What needs to be done → Lines in the records below that contain the word "Potatoes" must each be copied.

Segment Start: The records

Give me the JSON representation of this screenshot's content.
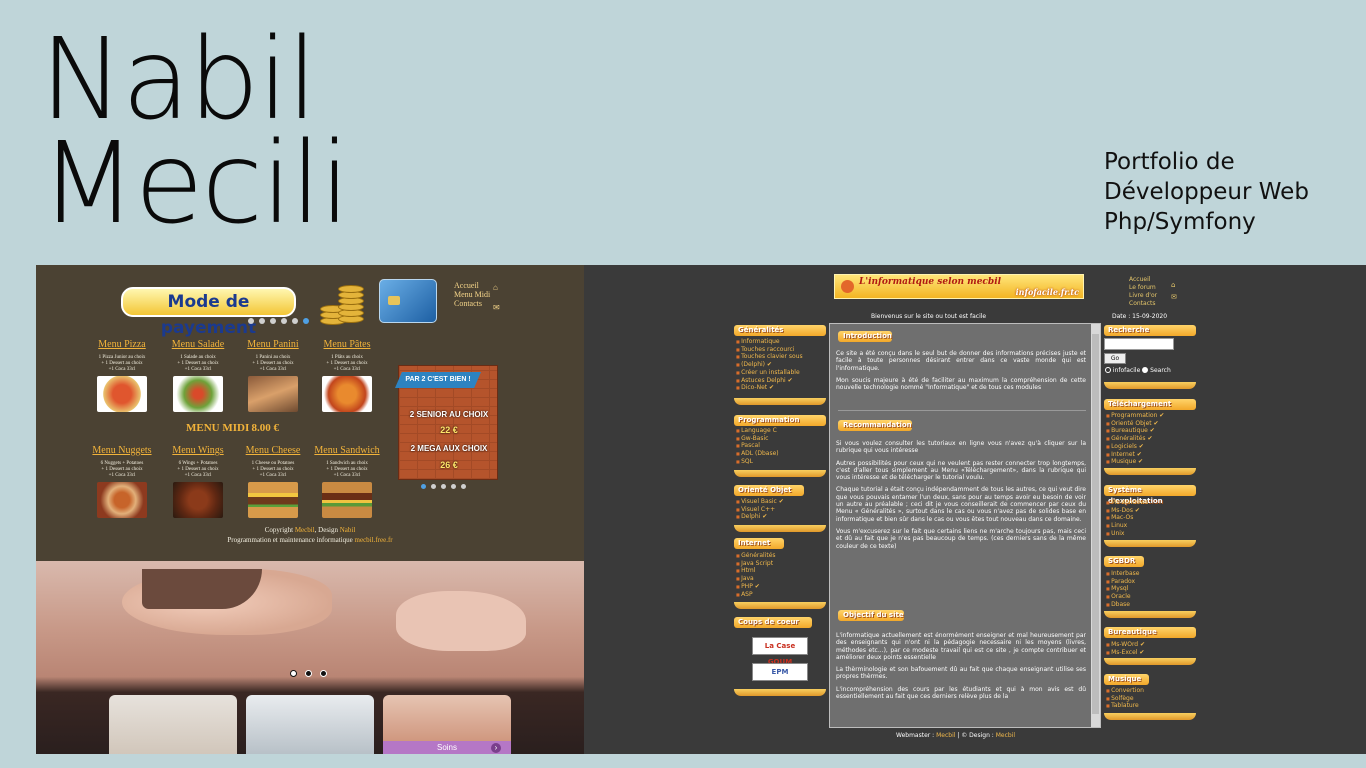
{
  "hero": {
    "name_line1": "Nabil",
    "name_line2": "Mecili",
    "subtitle_line1": "Portfolio de",
    "subtitle_line2": "Développeur Web",
    "subtitle_line3": "Php/Symfony"
  },
  "pizza_site": {
    "banner_title": "Mode de payement",
    "nav": [
      "Accueil",
      "Menu Midi",
      "Contacts"
    ],
    "menus": [
      {
        "title": "Menu Pizza",
        "desc": "1 Pizza Junior au choix\n+ 1 Dessert au choix\n+1 Coca 33cl"
      },
      {
        "title": "Menu Salade",
        "desc": "1 Salade au choix\n+ 1 Dessert au choix\n+1 Coca 33cl"
      },
      {
        "title": "Menu Panini",
        "desc": "1 Panini au choix\n+ 1 Dessert au choix\n+1 Coca 33cl"
      },
      {
        "title": "Menu Pâtes",
        "desc": "1 Plâts au choix\n+ 1 Dessert au choix\n+1 Coca 33cl"
      },
      {
        "title": "Menu Nuggets",
        "desc": "6 Nuggets + Potatoes\n+ 1 Dessert au choix\n+1 Coca 33cl"
      },
      {
        "title": "Menu Wings",
        "desc": "6 Wings + Potatoes\n+ 1 Dessert au choix\n+1 Coca 33cl"
      },
      {
        "title": "Menu Cheese",
        "desc": "1 Cheese ou Potatoes\n+ 1 Dessert au choix\n+1 Coca 33cl"
      },
      {
        "title": "Menu Sandwich",
        "desc": "1 Sandwich au choix\n+ 1 Dessert au choix\n+1 Coca 33cl"
      }
    ],
    "menu_midi_label": "MENU MIDI",
    "menu_midi_price": "8.00 €",
    "promo": {
      "head": "PAR 2 C'EST BIEN !",
      "line1": "2 SENIOR AU CHOIX",
      "price1": "22 €",
      "line2": "2 MEGA AUX CHOIX",
      "price2": "26 €"
    },
    "copyright_prefix": "Copyright",
    "copyright_name": "Mecbil",
    "copyright_mid": ", Design",
    "copyright_design": "Nabil",
    "maintenance_text": "Programmation et maintenance informatique",
    "maintenance_link": "mecbil.free.fr"
  },
  "spa_site": {
    "soins_label": "Soins",
    "arrow": "›"
  },
  "infofacile_site": {
    "logo_text": "L'informatique selon mecbil",
    "logo_domain": "infofacile.fr.tc",
    "nav": [
      "Accueil",
      "Le forum",
      "Livre d'or",
      "Contacts"
    ],
    "welcome": "Bienvenus sur le site ou tout est facile",
    "date": "Date : 15-09-2020",
    "left_sections": [
      {
        "title": "Généralités",
        "items": [
          "Informatique",
          "Touches raccourci",
          "Touches clavier sous",
          "(Delphi) ✔",
          "Créer un installable",
          "Astuces Delphi ✔",
          "Dico-Net ✔"
        ]
      },
      {
        "title": "Programmation",
        "items": [
          "Language C",
          "Gw-Basic",
          "Pascal",
          "ADL (Dbase)",
          "SQL"
        ]
      },
      {
        "title": "Orienté Objet",
        "items": [
          "Visuel Basic ✔",
          "Visuel C++",
          "Delphi ✔"
        ]
      },
      {
        "title": "Internet",
        "items": [
          "Généralités",
          "Java Script",
          "Html",
          "Java",
          "PHP ✔",
          "ASP"
        ]
      },
      {
        "title": "Coups de coeur",
        "items": []
      }
    ],
    "badges": [
      "La Case GOUM",
      "EPM"
    ],
    "right_sections": [
      {
        "title": "Recherche",
        "items": []
      },
      {
        "title": "Téléchargement",
        "items": [
          "Programmation ✔",
          "Orienté Objet ✔",
          "Bureautique ✔",
          "Généralités ✔",
          "Logiciels ✔",
          "Internet ✔",
          "Musique ✔"
        ]
      },
      {
        "title": "Système d'exploitation",
        "items": [
          "Ms-Windows",
          "Ms-Dos ✔",
          "Mac-Os",
          "Linux",
          "Unix"
        ]
      },
      {
        "title": "SGBDR",
        "items": [
          "Interbase",
          "Paradox",
          "Mysql",
          "Oracle",
          "Dbase"
        ]
      },
      {
        "title": "Bureautique",
        "items": [
          "Ms-WOrd ✔",
          "Ms-Excel ✔"
        ]
      },
      {
        "title": "Musique",
        "items": [
          "Convertion",
          "Solfège",
          "Tablature"
        ]
      }
    ],
    "search": {
      "go_label": "Go",
      "option1": "infofacile",
      "option2": "Search"
    },
    "main": {
      "intro_title": "Introduction",
      "intro_p1": "Ce site a été conçu dans le seul but de donner des informations précises juste et facile à toute personnes désirant entrer dans ce vaste monde qui est l'informatique.",
      "intro_p2": "Mon soucis majeure à été de faciliter au maximum la compréhension de cette nouvelle technologie nommé \"Informatique\" et de tous ces modules",
      "reco_title": "Recommandation",
      "reco_p1": "Si vous voulez consulter les tutoriaux en ligne vous n'avez qu'à cliquer sur la rubrique qui vous intéresse",
      "reco_p2": "Autres possibilités pour ceux qui ne veulent pas rester connecter trop longtemps, c'est d'aller tous simplement au Menu «Téléchargement», dans la rubrique qui vous intéresse et de télécharger le tutorial voulu.",
      "reco_p3": "Chaque tutorial a était conçu indépendamment de tous les autres, ce qui veut dire que vous pouvais entamer l'un deux, sans pour au temps avoir eu besoin de voir un autre au préalable ; ceci dit je vous conseillerait de commencer par ceux du Menu « Généralités », surtout dans le cas ou vous n'avez pas de solides base en informatique et bien sûr dans le cas ou vous êtes tout nouveau dans ce domaine.",
      "reco_p4": "Vous m'excuserez sur le fait que certains liens ne m'arche toujours pas, mais ceci et dû au fait que je n'es pas beaucoup de temps. (ces derniers sans de la même couleur de ce texte)",
      "obj_title": "Objectif du site",
      "obj_p1": "L'informatique actuellement est énormément enseigner et mal heureusement par des enseignants qui n'ont ni la pédagogie necessaire ni les moyens (livres, méthodes etc...), par ce modeste travail qui est ce site , je compte contribuer et améliorer deux points essentielle",
      "obj_p2": "La thèrminologie et son bafouement dû au fait que chaque enseignant utilise ses propres thèrmes.",
      "obj_p3": "L'incompréhension des cours par les étudiants et qui à mon avis est dû essentiellement au fait que ces derniers relève plus de la"
    },
    "footer_prefix": "Webmaster :",
    "footer_webmaster": "Mecbil",
    "footer_mid": "| © Design :",
    "footer_design": "Mecbil"
  }
}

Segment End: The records

Written reply →
        "desc": "6 Nuggets + Potatoes\n+ 1 Dessert au choix\n+1 Coca 33cl"
        "desc": "6 Wings + Potatoes\n+ 1 Dessert au choix\n+1 Coca 33cl"
        "desc": "1 Cheese ou Potatoes\n+ 1 Dessert au choix\n+1 Coca 33cl"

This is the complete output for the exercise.